> [EXERCISE INSTRUCTIONS] Copy out each line of the entries below in which the string "Enable" appears.

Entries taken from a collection
------
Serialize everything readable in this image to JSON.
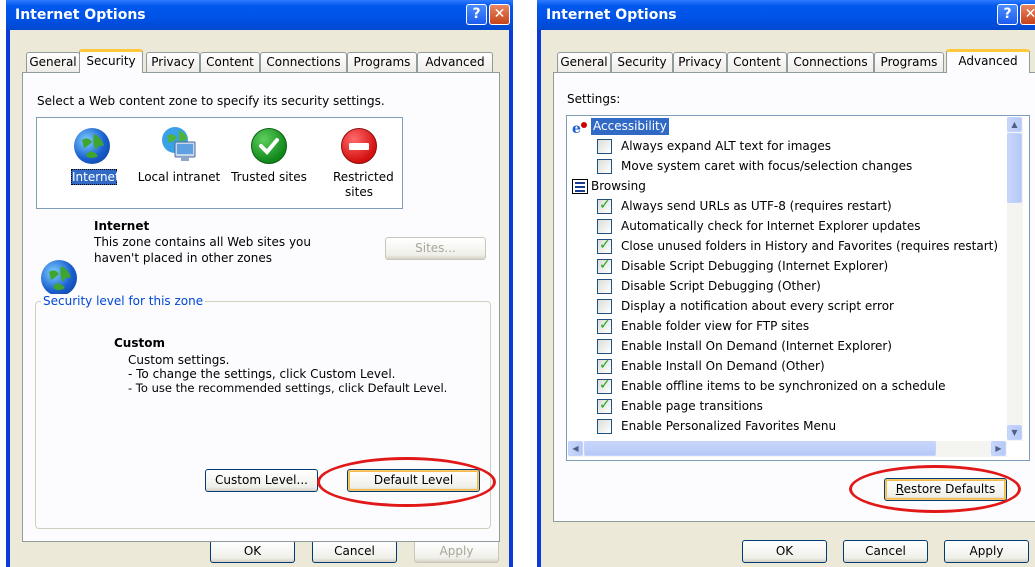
{
  "left": {
    "title": "Internet Options",
    "tabs": [
      "General",
      "Security",
      "Privacy",
      "Content",
      "Connections",
      "Programs",
      "Advanced"
    ],
    "active_tab": "Security",
    "instruction": "Select a Web content zone to specify its security settings.",
    "zones": [
      {
        "label": "Internet",
        "icon": "globe-icon",
        "selected": true
      },
      {
        "label": "Local intranet",
        "icon": "local-intranet-icon"
      },
      {
        "label": "Trusted sites",
        "icon": "checkmark-icon"
      },
      {
        "label": "Restricted sites",
        "icon": "no-entry-icon"
      }
    ],
    "zone_title": "Internet",
    "zone_desc_1": "This zone contains all Web sites you",
    "zone_desc_2": "haven't placed in other zones",
    "sites_button": "Sites...",
    "group_label": "Security level for this zone",
    "level_title": "Custom",
    "level_line_1": "Custom settings.",
    "level_line_2": "- To change the settings, click Custom Level.",
    "level_line_3": "- To use the recommended settings, click Default Level.",
    "custom_level_button": "Custom Level...",
    "default_level_button": "Default Level",
    "ok_button": "OK",
    "cancel_button": "Cancel",
    "apply_button": "Apply"
  },
  "right": {
    "title": "Internet Options",
    "tabs": [
      "General",
      "Security",
      "Privacy",
      "Content",
      "Connections",
      "Programs",
      "Advanced"
    ],
    "active_tab": "Advanced",
    "settings_label": "Settings:",
    "categories": {
      "accessibility": "Accessibility",
      "browsing": "Browsing"
    },
    "items": [
      {
        "label": "Always expand ALT text for images",
        "checked": false
      },
      {
        "label": "Move system caret with focus/selection changes",
        "checked": false
      },
      {
        "label": "Always send URLs as UTF-8 (requires restart)",
        "checked": true
      },
      {
        "label": "Automatically check for Internet Explorer updates",
        "checked": false
      },
      {
        "label": "Close unused folders in History and Favorites (requires restart)",
        "checked": true
      },
      {
        "label": "Disable Script Debugging (Internet Explorer)",
        "checked": true
      },
      {
        "label": "Disable Script Debugging (Other)",
        "checked": false
      },
      {
        "label": "Display a notification about every script error",
        "checked": false
      },
      {
        "label": "Enable folder view for FTP sites",
        "checked": true
      },
      {
        "label": "Enable Install On Demand (Internet Explorer)",
        "checked": false
      },
      {
        "label": "Enable Install On Demand (Other)",
        "checked": true
      },
      {
        "label": "Enable offline items to be synchronized on a schedule",
        "checked": true
      },
      {
        "label": "Enable page transitions",
        "checked": true
      },
      {
        "label": "Enable Personalized Favorites Menu",
        "checked": false
      }
    ],
    "restore_button": "Restore Defaults",
    "ok_button": "OK",
    "cancel_button": "Cancel",
    "apply_button": "Apply"
  },
  "colors": {
    "titlebar": "#0052e6",
    "face": "#ece9d8",
    "accent": "#0046d5",
    "highlight_ring": "#e01818"
  }
}
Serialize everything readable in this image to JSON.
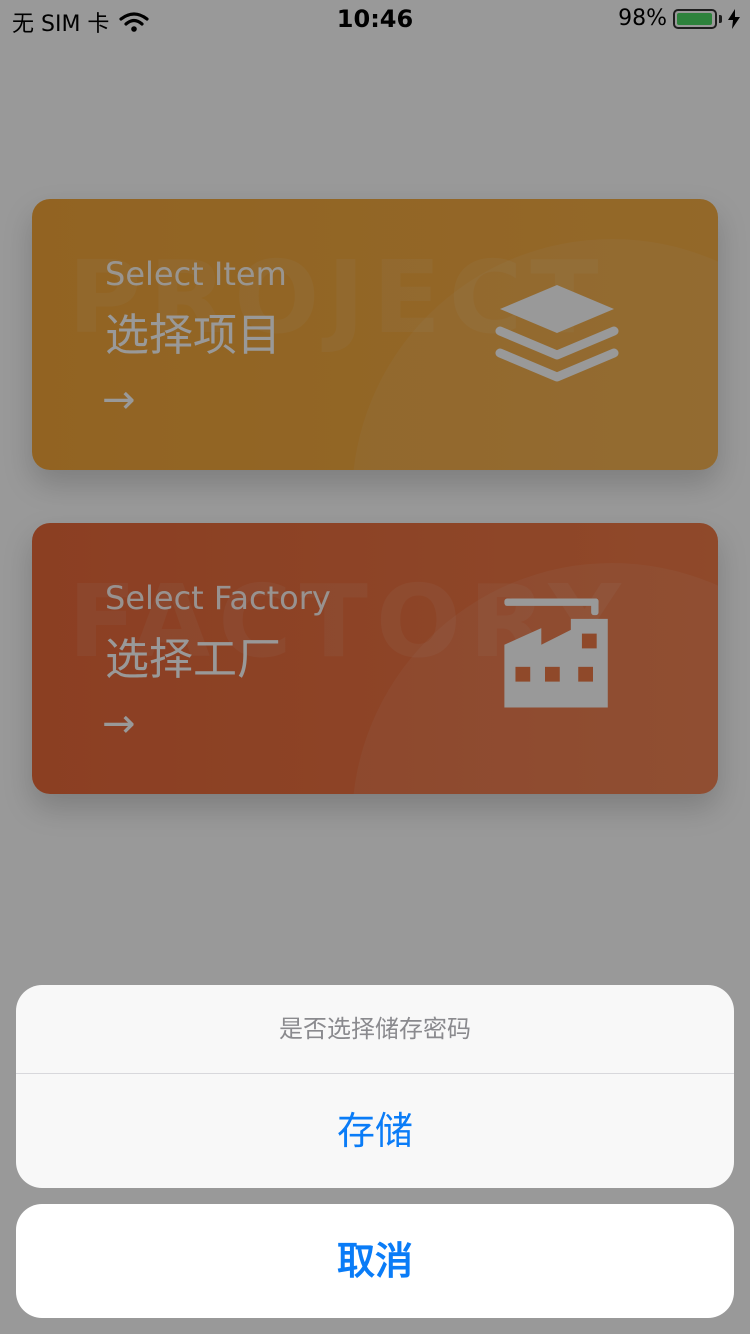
{
  "status_bar": {
    "carrier": "无 SIM 卡",
    "time": "10:46",
    "battery_percent": "98%",
    "battery_level": 0.98,
    "wifi_icon": "wifi-icon",
    "charging_icon": "bolt-icon"
  },
  "cards": [
    {
      "watermark": "PROJECT",
      "subtitle": "Select Item",
      "title": "选择项目",
      "arrow": "→",
      "icon": "layers-icon",
      "color": "#f3a63a"
    },
    {
      "watermark": "FACTORY",
      "subtitle": "Select Factory",
      "title": "选择工厂",
      "arrow": "→",
      "icon": "factory-icon",
      "color": "#e8693a"
    }
  ],
  "action_sheet": {
    "title": "是否选择储存密码",
    "action_label": "存储",
    "cancel_label": "取消",
    "action_color": "#0a7cf7"
  }
}
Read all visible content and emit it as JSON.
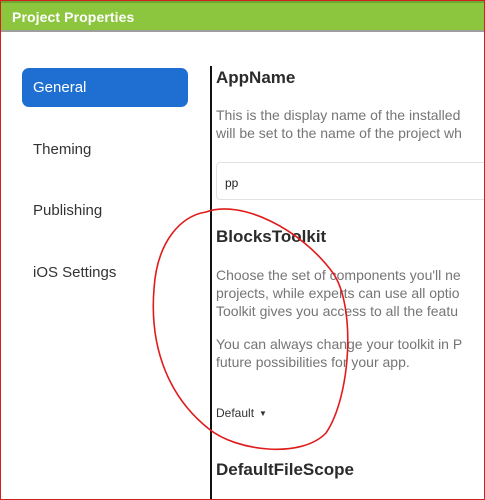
{
  "dialog": {
    "title": "Project Properties"
  },
  "sidebar": {
    "items": [
      {
        "label": "General"
      },
      {
        "label": "Theming"
      },
      {
        "label": "Publishing"
      },
      {
        "label": "iOS Settings"
      }
    ]
  },
  "sections": {
    "app_name": {
      "title": "AppName",
      "desc_line1": "This is the display name of the installed",
      "desc_line2": "will be set to the name of the project wh",
      "value": "pp"
    },
    "blocks_toolkit": {
      "title": "BlocksToolkit",
      "para1_line1": "Choose the set of components you'll ne",
      "para1_line2": "projects, while experts can use all optio",
      "para1_line3": "Toolkit gives you access to all the featu",
      "para2_line1": "You can always change your toolkit in P",
      "para2_line2": "future possibilities for your app.",
      "selected": "Default"
    },
    "default_file_scope": {
      "title": "DefaultFileScope"
    }
  },
  "colors": {
    "titlebar": "#8cc63f",
    "active_nav": "#1f6fd2",
    "annotation": "#e01b1b"
  }
}
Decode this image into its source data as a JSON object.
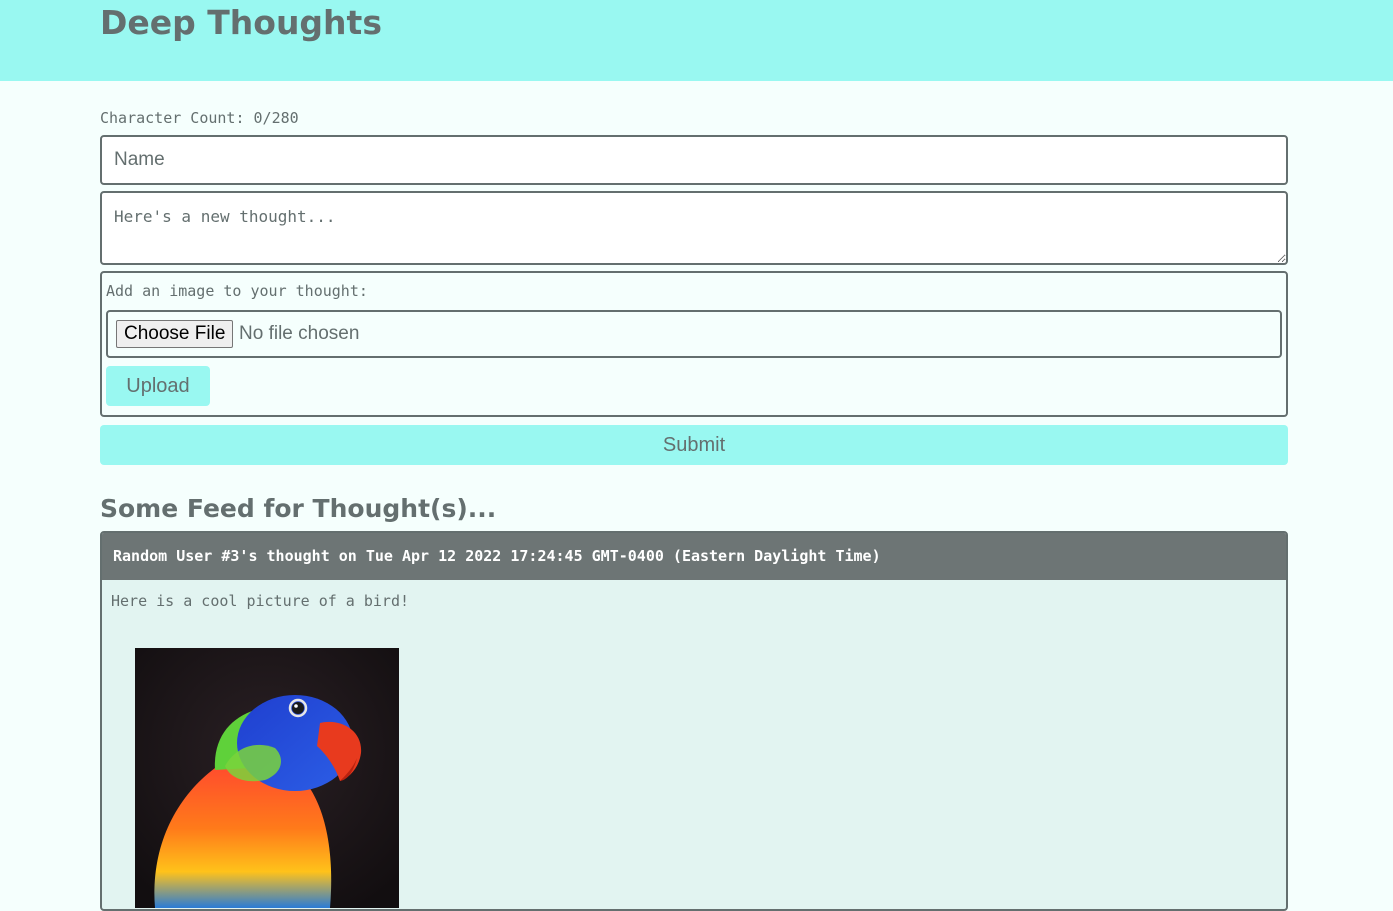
{
  "header": {
    "title": "Deep Thoughts"
  },
  "form": {
    "char_count": "Character Count: 0/280",
    "name_placeholder": "Name",
    "thought_placeholder": "Here's a new thought...",
    "image_label": "Add an image to your thought:",
    "choose_file_label": "Choose File",
    "file_status": "No file chosen",
    "upload_label": "Upload",
    "submit_label": "Submit"
  },
  "feed": {
    "title": "Some Feed for Thought(s)...",
    "thoughts": [
      {
        "header": "Random User #3's thought on Tue Apr 12 2022 17:24:45 GMT-0400 (Eastern Daylight Time)",
        "text": "Here is a cool picture of a bird!",
        "image": "rainbow-lorikeet-photo"
      }
    ]
  },
  "colors": {
    "accent": "#99f8f1",
    "text": "#646f6f",
    "card_header_bg": "#6d7575",
    "card_bg": "#e2f4f1",
    "page_bg": "#f5fffd"
  }
}
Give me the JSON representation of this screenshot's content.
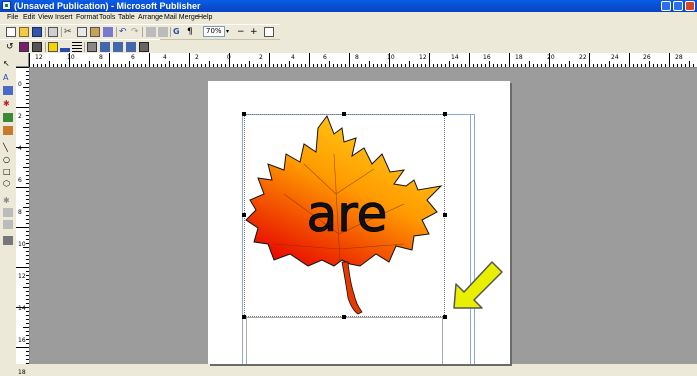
{
  "window": {
    "title": "(Unsaved Publication) - Microsoft Publisher"
  },
  "menu": [
    "File",
    "Edit",
    "View",
    "Insert",
    "Format",
    "Tools",
    "Table",
    "Arrange",
    "Mail Merge",
    "Help"
  ],
  "toolbar": {
    "zoom_value": "70%",
    "zoom_out": "−",
    "zoom_in": "+"
  },
  "ruler": {
    "h_labels": [
      "12",
      "10",
      "8",
      "6",
      "4",
      "2",
      "0",
      "2",
      "4",
      "6",
      "8",
      "10",
      "12",
      "14",
      "16",
      "18",
      "20",
      "22",
      "24",
      "26",
      "28"
    ],
    "v_labels": [
      "0",
      "2",
      "4",
      "6",
      "8",
      "10",
      "12",
      "14",
      "16",
      "18"
    ]
  },
  "document": {
    "word": "are"
  },
  "colors": {
    "titlebar": "#0a5ce6",
    "canvas": "#9c9c9c",
    "arrow": "#e8f000",
    "leaf_top": "#ffd21a",
    "leaf_bottom": "#e60000"
  }
}
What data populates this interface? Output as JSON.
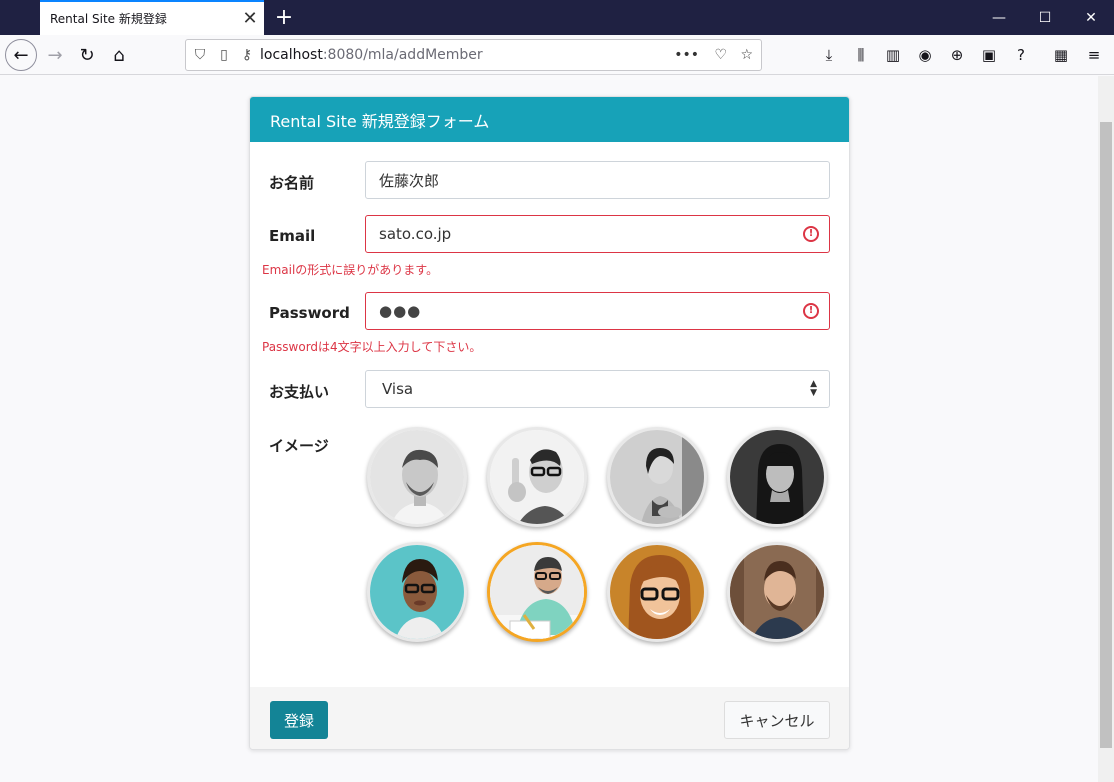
{
  "browser": {
    "tab_title": "Rental Site 新規登録",
    "url_host": "localhost",
    "url_path": ":8080/mla/addMember"
  },
  "form": {
    "header": "Rental Site 新規登録フォーム",
    "name_label": "お名前",
    "name_value": "佐藤次郎",
    "email_label": "Email",
    "email_value": "sato.co.jp",
    "email_error": "Emailの形式に誤りがあります。",
    "password_label": "Password",
    "password_value": "●●●",
    "password_error": "Passwordは4文字以上入力して下さい。",
    "payment_label": "お支払い",
    "payment_value": "Visa",
    "image_label": "イメージ",
    "selected_avatar_index": 5,
    "submit_label": "登録",
    "cancel_label": "キャンセル"
  },
  "colors": {
    "header": "#17a2b8",
    "error": "#dc3545",
    "selected_avatar": "#f5a623",
    "submit": "#138496"
  }
}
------
> [OUTPUT OF THE EXERCISE]
        "label": "Enable folder view for FTP sites",
        "label": "Enable Install On Demand (Internet Explorer)",
        "label": "Enable Install On Demand (Other)",
        "label": "Enable offline items to be synchronized on a schedule",
        "label": "Enable page transitions",
        "label": "Enable Personalized Favorites Menu",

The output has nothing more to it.